The industry entered the 21st century more consolidated. Industry leaders with links to Western corporations emerged, followed by medium-sized Polish companies, which were able to compete with the giants on smaller projects . The crisis of 2002-2004 passed quickly.
2005 marked a change in economic trends and the start of uncontrolled expansion in the sector. The peak came in 2007-2008, but growth continued until the end of the decade in all segments of the construction industry, especially in the road-building sector, where projects were worth tens of billions of zlotys. In order to meet demand, huge technical potential was accumulated. Prices skyrocketed, with properties being bought at any price, causing another investment bubble. Finally, the global crisis came to Poland as well.
The past three years have proved the worst period ever for the industry. A destructive price war broke out, preventing companies from being able to develop and putting construction projects at risk. Some developers, acting in tandem with contractors, exploited their dominant position and the scale of bankruptcies was much bigger than during previous crises. A huge number of projects awarded to incompetent companies were completed with a delay of many years by new contractors.
The difficult years have changed our way of thinking. Developers now plan their projects more professionally and builders have restructured their businesses. Those who have survived have a chance of emerging from the crisis stronger and more competitive. The construction sector provides jobs for hundreds of thousands of Polish people. It will always remain a great school of life, teaching people responsibility and respect for hard work—a very stressful occupation, but one that keeps you hooked like a drug.
, Country CEO at HB Reavis Poland:
The Polish property market is on track for another strong year. Poland is now established as a top 10 destination for capital in Europe and a growing target for cross-border players. In the near future HB Reavis will focus on the Warsaw market specifically. From our perspective, the city has great potential to grow, powered by 2.8-percent GDP growth forecast for 2014.

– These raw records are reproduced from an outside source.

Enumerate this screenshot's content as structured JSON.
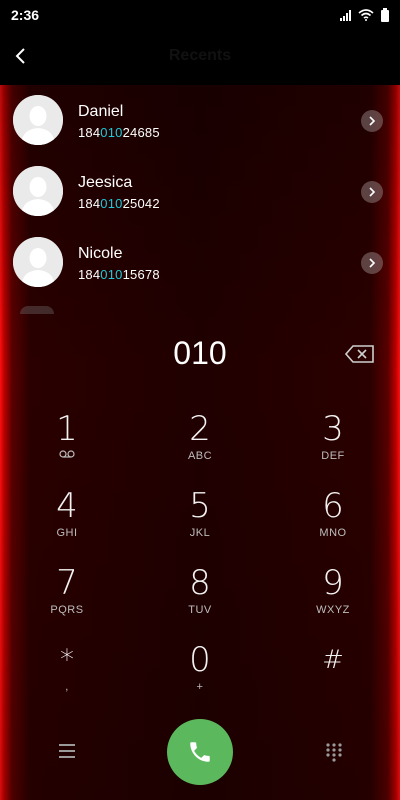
{
  "status_bar": {
    "time": "2:36"
  },
  "header": {
    "title": "Recents"
  },
  "recents": [
    {
      "name": "Daniel",
      "number_prefix": "184",
      "number_match": "010",
      "number_suffix": "24685"
    },
    {
      "name": "Jeesica",
      "number_prefix": "184",
      "number_match": "010",
      "number_suffix": "25042"
    },
    {
      "name": "Nicole",
      "number_prefix": "184",
      "number_match": "010",
      "number_suffix": "15678"
    }
  ],
  "dial": {
    "value": "010"
  },
  "keypad": [
    {
      "digit": "1",
      "letters": ""
    },
    {
      "digit": "2",
      "letters": "ABC"
    },
    {
      "digit": "3",
      "letters": "DEF"
    },
    {
      "digit": "4",
      "letters": "GHI"
    },
    {
      "digit": "5",
      "letters": "JKL"
    },
    {
      "digit": "6",
      "letters": "MNO"
    },
    {
      "digit": "7",
      "letters": "PQRS"
    },
    {
      "digit": "8",
      "letters": "TUV"
    },
    {
      "digit": "9",
      "letters": "WXYZ"
    },
    {
      "digit": "*",
      "letters": ","
    },
    {
      "digit": "0",
      "letters": "+"
    },
    {
      "digit": "#",
      "letters": ""
    }
  ],
  "colors": {
    "accent_glow": "#ff1010",
    "match_highlight": "#1ec8d8",
    "call_button": "#5cb85c"
  },
  "icons": {
    "back": "chevron-left-icon",
    "backspace": "backspace-icon",
    "voicemail": "voicemail-icon",
    "menu": "menu-icon",
    "call": "phone-icon",
    "keypad_toggle": "dialpad-icon"
  }
}
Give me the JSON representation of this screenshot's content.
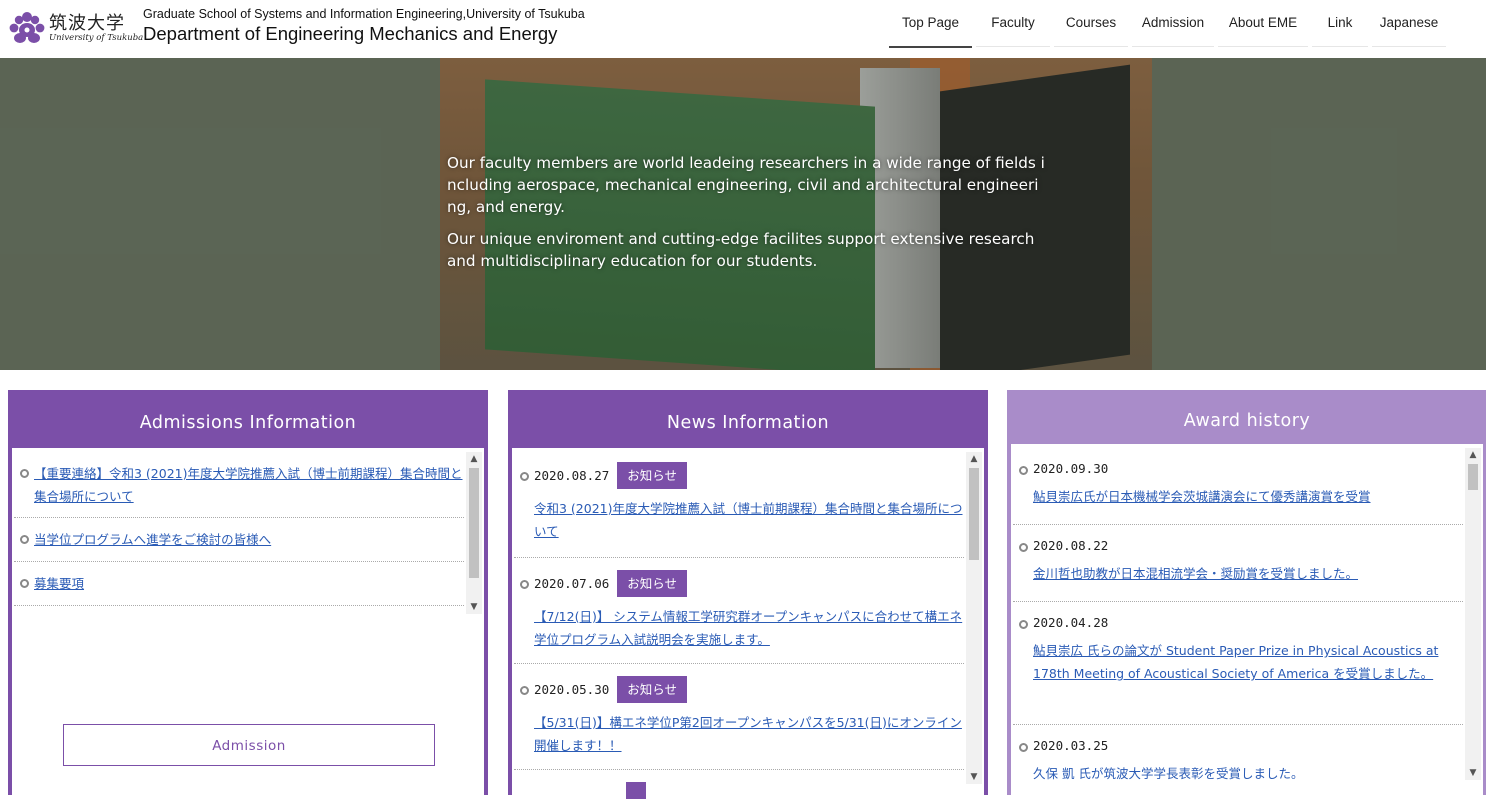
{
  "header": {
    "logo": {
      "jp": "筑波大学",
      "en": "University of Tsukuba"
    },
    "subtitle": "Graduate School of Systems and Information Engineering,University of Tsukuba",
    "title": "Department of Engineering Mechanics and Energy"
  },
  "nav": [
    {
      "label": "Top Page",
      "active": true
    },
    {
      "label": "Faculty"
    },
    {
      "label": "Courses"
    },
    {
      "label": "Admission"
    },
    {
      "label": "About EME"
    },
    {
      "label": "Link"
    },
    {
      "label": "Japanese"
    }
  ],
  "hero": {
    "p1": "Our faculty members are world leadeing researchers in a wide range of fields including aerospace, mechanical engineering, civil and architectural engineering, and energy.",
    "p2": "Our unique enviroment and cutting-edge facilites support extensive research and multidisciplinary education for our students."
  },
  "admissions": {
    "title": "Admissions Information",
    "items": [
      "【重要連絡】令和3 (2021)年度大学院推薦入試（博士前期課程）集合時間と集合場所について",
      "当学位プログラムへ進学をご検討の皆様へ",
      "募集要項"
    ],
    "button": "Admission"
  },
  "news": {
    "title": "News Information",
    "items": [
      {
        "date": "2020.08.27",
        "badge": "お知らせ",
        "text": "令和3 (2021)年度大学院推薦入試（博士前期課程）集合時間と集合場所について"
      },
      {
        "date": "2020.07.06",
        "badge": "お知らせ",
        "text": "【7/12(日)】 システム情報工学研究群オープンキャンパスに合わせて構エネ学位プログラム入試説明会を実施します。"
      },
      {
        "date": "2020.05.30",
        "badge": "お知らせ",
        "text": "【5/31(日)】構エネ学位P第2回オープンキャンパスを5/31(日)にオンライン開催します！！"
      }
    ]
  },
  "awards": {
    "title": "Award history",
    "items": [
      {
        "date": "2020.09.30",
        "text": "鮎貝崇広氏が日本機械学会茨城講演会にて優秀講演賞を受賞"
      },
      {
        "date": "2020.08.22",
        "text": "金川哲也助教が日本混相流学会・奨励賞を受賞しました。"
      },
      {
        "date": "2020.04.28",
        "text": "鮎貝崇広 氏らの論文が Student Paper Prize in Physical Acoustics at 178th Meeting of Acoustical Society of America を受賞しました。"
      },
      {
        "date": "2020.03.25",
        "text": "久保 凱 氏が筑波大学学長表彰を受賞しました。"
      }
    ]
  },
  "colors": {
    "accent": "#7b4fa8",
    "accent_light": "#a98cc9",
    "link": "#2a5bb5"
  },
  "icons": [
    "tsukuba-paulownia-logo-icon",
    "bullet-circle-icon",
    "scroll-up-arrow-icon",
    "scroll-down-arrow-icon"
  ]
}
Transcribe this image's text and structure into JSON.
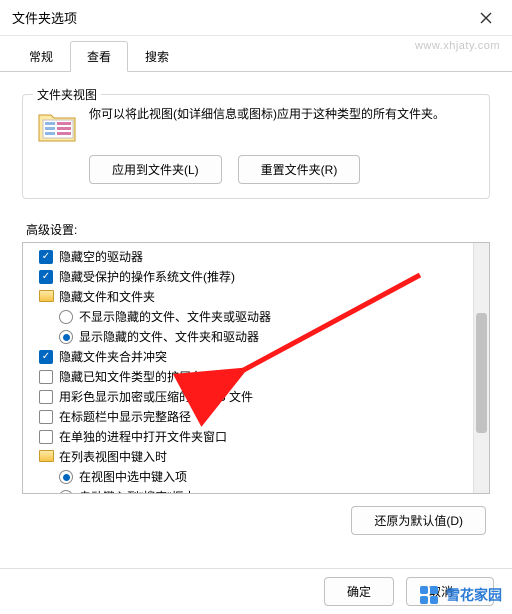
{
  "window": {
    "title": "文件夹选项"
  },
  "tabs": {
    "general": "常规",
    "view": "查看",
    "search": "搜索",
    "active": "view"
  },
  "folder_views": {
    "group_title": "文件夹视图",
    "desc": "你可以将此视图(如详细信息或图标)应用于这种类型的所有文件夹。",
    "apply_btn": "应用到文件夹(L)",
    "reset_btn": "重置文件夹(R)"
  },
  "advanced": {
    "label": "高级设置:",
    "items": [
      {
        "kind": "check",
        "indent": 1,
        "checked": true,
        "label": "隐藏空的驱动器"
      },
      {
        "kind": "check",
        "indent": 1,
        "checked": true,
        "label": "隐藏受保护的操作系统文件(推荐)"
      },
      {
        "kind": "folder",
        "indent": 1,
        "label": "隐藏文件和文件夹"
      },
      {
        "kind": "radio",
        "indent": 2,
        "checked": false,
        "label": "不显示隐藏的文件、文件夹或驱动器"
      },
      {
        "kind": "radio",
        "indent": 2,
        "checked": true,
        "label": "显示隐藏的文件、文件夹和驱动器"
      },
      {
        "kind": "check",
        "indent": 1,
        "checked": true,
        "label": "隐藏文件夹合并冲突"
      },
      {
        "kind": "check",
        "indent": 1,
        "checked": false,
        "label": "隐藏已知文件类型的扩展名"
      },
      {
        "kind": "check",
        "indent": 1,
        "checked": false,
        "label": "用彩色显示加密或压缩的 NTFS 文件"
      },
      {
        "kind": "check",
        "indent": 1,
        "checked": false,
        "label": "在标题栏中显示完整路径"
      },
      {
        "kind": "check",
        "indent": 1,
        "checked": false,
        "label": "在单独的进程中打开文件夹窗口"
      },
      {
        "kind": "folder",
        "indent": 1,
        "label": "在列表视图中键入时"
      },
      {
        "kind": "radio",
        "indent": 2,
        "checked": true,
        "label": "在视图中选中键入项"
      },
      {
        "kind": "radio",
        "indent": 2,
        "checked": false,
        "label": "自动键入到\"搜索\"框中"
      }
    ],
    "restore_btn": "还原为默认值(D)"
  },
  "footer": {
    "ok": "确定",
    "cancel": "取消"
  },
  "watermark": {
    "text": "雪花家园",
    "url": "www.xhjaty.com"
  }
}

HB Reavis is present in Warsaw with three administrative complexes. The Konstruktorska Business Center is already finished. The two other complexes, the Gdański Business Center and Postępu 14, are under construction; both can be seen at HB Reavis’s MIPIM stand. There are also two more projects in the works: West Station and a premium project on Chmielna Street in the very center of the capital.
All HB Reavis projects can be easily distinguished by their high quality, effectiveness and high comfort for tenants and their employees. Nowadays, that is what matters most on the market. What’s more, the fact that we apply for green building certificates reflects our ongoing commitment to good corporate citizenship as we strike a balance between development and the growing need to incorporate sustainable best practice into our activities.
The quality of our projects and strong position on the market can be confirmed by the contracts we have signed with our clients. We lease the premises to first-tier tenants including P&G, T-mobile, AT&T, SwissRe, Unilever and KPMG, and sold our projects to international investors such as Heitman, Unibail-Rodamco and Generali.
HB Reavis is now in a crucial moment of its history and developing dynamically. The company entered debt capital markets with its inaugural bond issue of zl.111 million (26.5 million euros) in November 2013. Funds raised will predominantly be used to finance HB Reavis’s development in Poland. The decision was critical from the strategic point of view. Despite very challenging market conditions, the company was able to enter debt capital markets diversifying its funding sources and broadening the investor base at the same time.